clausesone as part of the first query, and the second that further filtered the original result set based either on a row index range or based on the single alphanumeric letter. The concept of further filtering the first result set is the segue to the next tip.
Prior to SQL 2005, developers could write subsequent SQL statements against intermediate results using derived tables, table variables, temporary tables, etc. SQL 2005 introduces Common Table Expressions (CTEs), which are essentially dynamic views with visibility for one subsequent statement.
Developers can create a CTE using a simple WITH
statement. The following example creates a CTE called CustListTemp
WITH CustListTemp AS
(SELECT CustomerID, LastName, FirstName,
Address, City, State, Zip,
ROW_NUMBER() OVER (ORDER BY….. )
A developer can then write code to query against the CTE. The CTE will remain visible only for the next SQL statement. Note that the query against the CTE actually performs a subquery to determine the COUNT
of rowsthe WHERE
clause later in the query conditionally examines the COUNT
from the CTE if the user wants to view the last MAXROW
number of rows.
Tip 6: Building the Data Access Layer
SELECT TOP (@MaxRows) CustomerID, LastName,
FirstName, Address, City, State, Zip,
(SELECT CustListTemp.*, (SELECT COUNT(*) from
CustListTemp) AS RecCount FROM CustListTemp) CustList WHERE...
With the stored procedure completed, you next want to construct the data access component to work with the stored procedure.
|Don't overlook the new language features in SQL Server 2005. You can use them to address many data-handling requirements more easily than before.|
The Sept/Oct 2006 Baker's Dozen article from CoDe Magazine featured a base data access class that utilized .NET generics to populate a typed DataSet (or a standard DataSet) directly, without using either a TableAdapter or a DataSet Merge
function. A developer can pass an instance of a typed DataSet, along with a list of SQL parameters and the name of a stored procedure. The base data access class will automatically fill the typed DataSet. (The download project for this article contains this method.)
contains a DAL (daCustomer
) that inherits from the base DAL. The method GetCustomers
does the following:
- Receives the parameters listed in Table 2.
- Creates a list of SQL parameters.
- For each of the lookup criteria parameters, checks the length and passes a NULL value if the string is empty.
- Creates an instance of a typed DataSet (the example uses a simple typed DataSet).
- Calls the base method ReadIntoTypedDs.
Tip 7: Building the Basic ASP.NET 2.0 Web Page
List<SqlParameter> oSQLParms = new
// set any parameters to NULL, if they are blank
LastName.Length > 0 ? LastName : null));
dsCustomer odsCustomer = new dsCustomer();

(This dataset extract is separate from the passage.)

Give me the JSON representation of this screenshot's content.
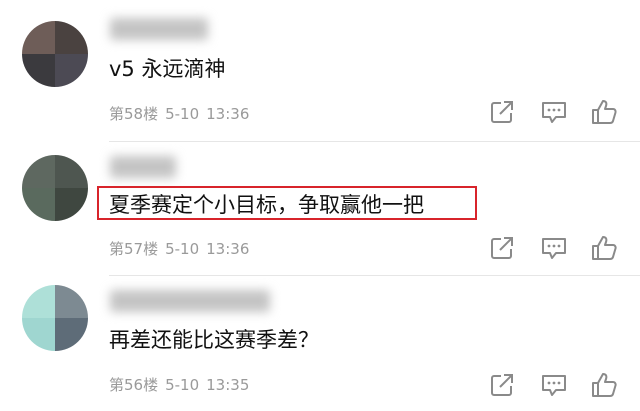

contains the complete code-behind source code (Default.aspx.cs
) for the Web page. The page contains a reference to the data access class from Tip 6, so that the developer can call the DAL. Here are the highlights of the code:

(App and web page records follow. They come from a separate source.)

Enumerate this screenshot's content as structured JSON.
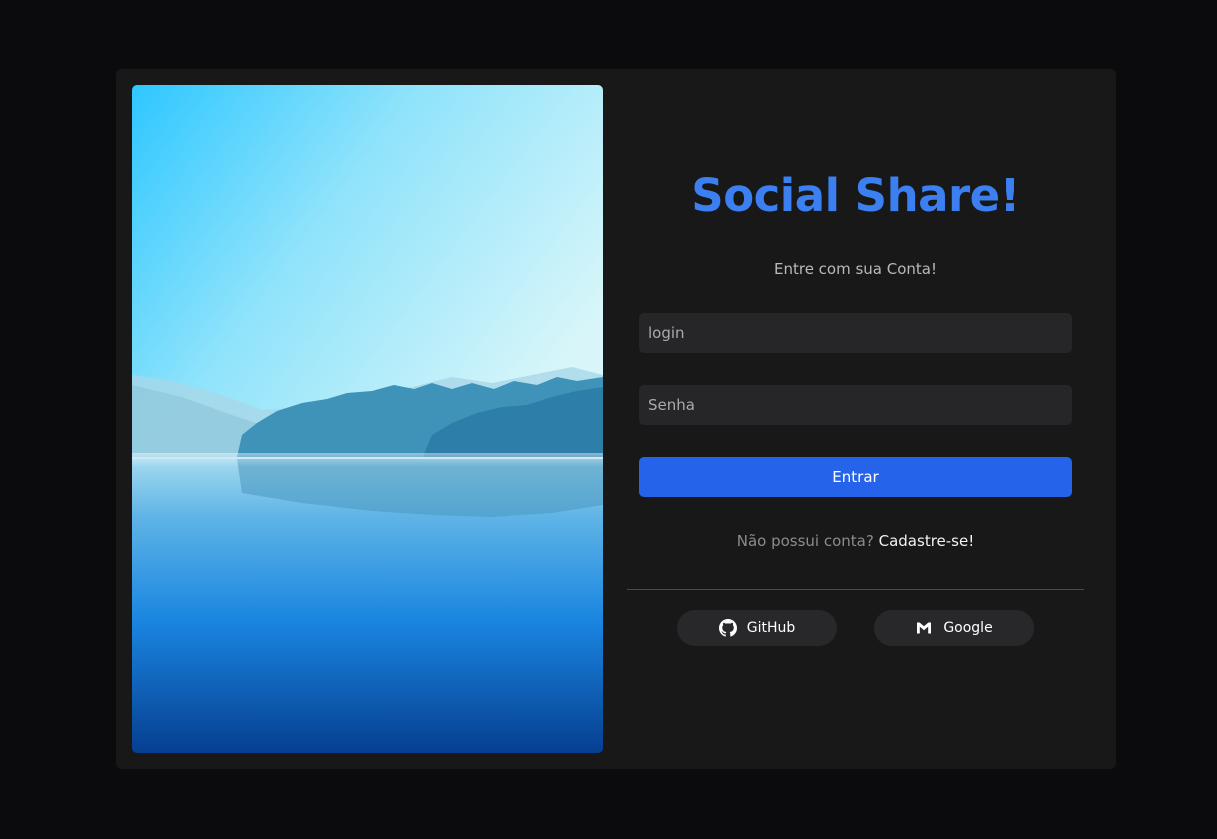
{
  "hero": {
    "image": "lake-and-forested-hills-landscape"
  },
  "form": {
    "title": "Social Share!",
    "subtitle": "Entre com sua Conta!",
    "login_placeholder": "login",
    "password_placeholder": "Senha",
    "submit_label": "Entrar",
    "signup_prompt": "Não possui conta?",
    "signup_link": "Cadastre-se!"
  },
  "social": {
    "github": {
      "label": "GitHub",
      "icon": "github-icon"
    },
    "google": {
      "label": "Google",
      "icon": "gmail-icon"
    }
  },
  "colors": {
    "page_background": "#0b0b0d",
    "card_background": "#181819",
    "title": "#3b7ff0",
    "primary_button": "#2563eb",
    "input_background": "#262629"
  }
}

- The drop-down list (cboAlphaIndex) for the single alphanumeric "quick-nav" is populated from an array of alphanumeric values (see Tip 8 for details).
- The Click event of the Retrieve button (btnRetrieve) calls the page method GetData, which in turn calls the GetCustomers method in the DAL.
- Any time the page calls GetData, the page also calls a method named SetInfo (covered in Tip 10). The method displays the number of rows in the result set, and also refreshes the session variables CurrentFirstRow and CurrentLastRow.
- The four navigation command buttons (btnFirst, btnPrev, btnNext, btnLast) call four navigation methods, covered in detail in Tip 8.
- The GridView (grdResults) contains an event (grdResults_Sorting) that fires every time the user clicks a column header. Tip 9 covers this in detail.
- The GridView also contains an event (grdResults_SelectedIndexChanged) that fires when the user selects a row in the GridView. Tip 11 covers how to handle this event, and how to determine the value of the row by using the defined value for the GridView's DataKeyNames property (set to CustomerID).